It turns out that as everyone who goes into a department store know most of the products that we buy are made in China. And it turns out that PNTR with China has led to the loss of more than 3 million good-paying America jobs.

And the reason for that is obvious if you are an American corporation why are you going to pay an American worker $15-20 an hour, provide decent benefits, obey environmental laws, you can shut down here, go to China, pay people very low wages, bring your products back to America. And that's why when you go shopping, most of the products you buy are made in China."

NAFTA, Korea -- same thing:

We were told that NAFTA would create at least 200,000 American jobs in just a few years. Well, not quite. Turns out NAFTA has led to the loss of just about 1 million American jobs.

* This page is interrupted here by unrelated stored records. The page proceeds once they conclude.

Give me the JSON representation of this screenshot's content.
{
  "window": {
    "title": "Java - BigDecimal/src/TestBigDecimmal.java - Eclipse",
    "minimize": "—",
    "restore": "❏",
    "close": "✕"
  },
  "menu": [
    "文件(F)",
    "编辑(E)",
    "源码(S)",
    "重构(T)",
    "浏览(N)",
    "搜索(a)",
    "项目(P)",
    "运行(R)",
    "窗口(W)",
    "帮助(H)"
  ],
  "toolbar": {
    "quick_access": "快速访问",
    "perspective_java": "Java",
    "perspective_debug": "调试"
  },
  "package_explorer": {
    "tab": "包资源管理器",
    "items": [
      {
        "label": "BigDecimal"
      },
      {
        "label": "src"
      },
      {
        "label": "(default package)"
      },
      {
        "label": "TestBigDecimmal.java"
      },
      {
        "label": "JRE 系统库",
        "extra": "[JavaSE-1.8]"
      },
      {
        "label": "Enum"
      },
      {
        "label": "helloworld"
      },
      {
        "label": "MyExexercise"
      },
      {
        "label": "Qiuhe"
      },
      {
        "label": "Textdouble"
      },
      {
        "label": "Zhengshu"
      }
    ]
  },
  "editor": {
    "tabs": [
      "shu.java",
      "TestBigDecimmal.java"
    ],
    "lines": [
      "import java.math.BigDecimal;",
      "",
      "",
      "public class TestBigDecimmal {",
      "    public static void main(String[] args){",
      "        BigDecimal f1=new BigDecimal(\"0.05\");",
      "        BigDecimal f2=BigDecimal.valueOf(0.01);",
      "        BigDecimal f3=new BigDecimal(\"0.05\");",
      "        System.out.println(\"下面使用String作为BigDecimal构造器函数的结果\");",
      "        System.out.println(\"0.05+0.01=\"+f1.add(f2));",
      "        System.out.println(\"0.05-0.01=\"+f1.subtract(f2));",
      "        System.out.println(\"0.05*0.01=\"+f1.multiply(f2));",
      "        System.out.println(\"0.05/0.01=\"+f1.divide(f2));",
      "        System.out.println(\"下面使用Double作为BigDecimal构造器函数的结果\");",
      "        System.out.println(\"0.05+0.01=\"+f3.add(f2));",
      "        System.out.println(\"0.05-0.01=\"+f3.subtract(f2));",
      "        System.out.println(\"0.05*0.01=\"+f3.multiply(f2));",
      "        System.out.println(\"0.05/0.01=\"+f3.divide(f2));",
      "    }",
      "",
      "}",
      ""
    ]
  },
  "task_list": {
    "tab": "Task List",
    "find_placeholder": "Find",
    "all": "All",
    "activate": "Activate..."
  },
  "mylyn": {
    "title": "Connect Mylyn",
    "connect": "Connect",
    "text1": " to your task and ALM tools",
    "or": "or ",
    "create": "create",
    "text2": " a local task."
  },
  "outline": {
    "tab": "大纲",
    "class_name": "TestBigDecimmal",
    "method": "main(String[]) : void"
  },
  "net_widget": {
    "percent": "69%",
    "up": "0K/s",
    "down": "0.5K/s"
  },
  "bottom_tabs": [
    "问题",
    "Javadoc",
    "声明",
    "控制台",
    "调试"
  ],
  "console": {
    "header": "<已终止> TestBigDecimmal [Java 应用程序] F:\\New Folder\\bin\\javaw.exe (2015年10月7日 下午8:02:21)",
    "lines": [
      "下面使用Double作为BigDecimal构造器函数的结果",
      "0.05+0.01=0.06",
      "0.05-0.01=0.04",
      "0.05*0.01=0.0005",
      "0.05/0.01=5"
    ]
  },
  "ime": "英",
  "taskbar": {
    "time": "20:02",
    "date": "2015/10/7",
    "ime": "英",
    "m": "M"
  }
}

We were told that the Korean free trade agreement would increase American jobs. Well, turns out it has led to the loss of over 60,000 American jobs.

Since we signed NAFTA the USA has a cumulative trade deficit of $8.8 trillion. That's wealth that has left the US and gone overseas.

As for problems with the TPP:

While the full text of the TPP has not been made public there have been some leaks of what is included in it and what these leaks tell us is in fact very disturbing. I think it is obvious to anyone who has taken a look at this issue that the TPP is just a new easy way for corporations to shut down in America and send jobs abroad. The US it is estimated would lose more than 130,000 jobs to Vietnam and Japan alone if TPP goes into effect.

The minimum wage in Vietnam is 56 cents an hour. Maybe I am old-fashioned but I don't think American workers should be forced to compete against people making just 56 cents an hour.

At a time when corporations have already outsourced over 3 million service sector jobs from the US TPP includes rules that will make it easier for corporate America to outsource call centers, computer programming, engineering, accounting and medical diagnostic jobs. Under the TPP Vietnamese companies will be able to compete with US companies for contracts financed by American taxpayers undermining Buy American laws.

It's not just Republicans that are the problem, he said.

If the US is to remain a major industrial power, producing real products and creating good-paying jobs we must develop a new set of trade policies which work for the ordinary American worker and not for large corporations and big campaign donors. And let me be very frank as an independent, this is not just the Republicans who have been supporting these unfettered free trade agreements, there have been Democratic presidents as well. Corporate America has said we want these trade policies and the leaders of both political parties have said Yeah that's what we will do.

The bottom line:

Enough is enough. This country now is in a major race to the bottom. Workers are working longer hours for lower wages. No American worker should be forced to compete against desperate people around the world who are making pennies an hour. Corporate America every night on television in every ad that you see tells us buy this product buy that product. Well if they want us to buy these products maybe it's high time they started manufacturing these products here in the US.

So I am opposed to the TPP. I would hope that every member is opposed to this fast track process that gives the president the authority to negotiate these agreements in the final terms. And that is because nobody has had to opportunity to really even see what is in the proposed agreement right now. Transparency has been absolutely minimal.

If we are serious about creating decent paying jobs in this country, raising wages, dealing with the other issues that have surfaced in terms of sovereignty... The idea that we would make it easier for tobacco companies to sell their deadly products to children around the world, and make it harder for governments to protect the health of their citizens is an outrage. I hope the American people stand up and tell the Congress enough is enough.

Here are the speeches by Massachusetts Sen. Ed Markey and Wisconsin Sen. Tammy Baldwin.


This post originally appeared at Campaign for America's Future (CAF) at their Blog for OurFuture. I am a Fellow with CAF. Sign up here for the CAF daily summary and/or for the Progress Breakfast.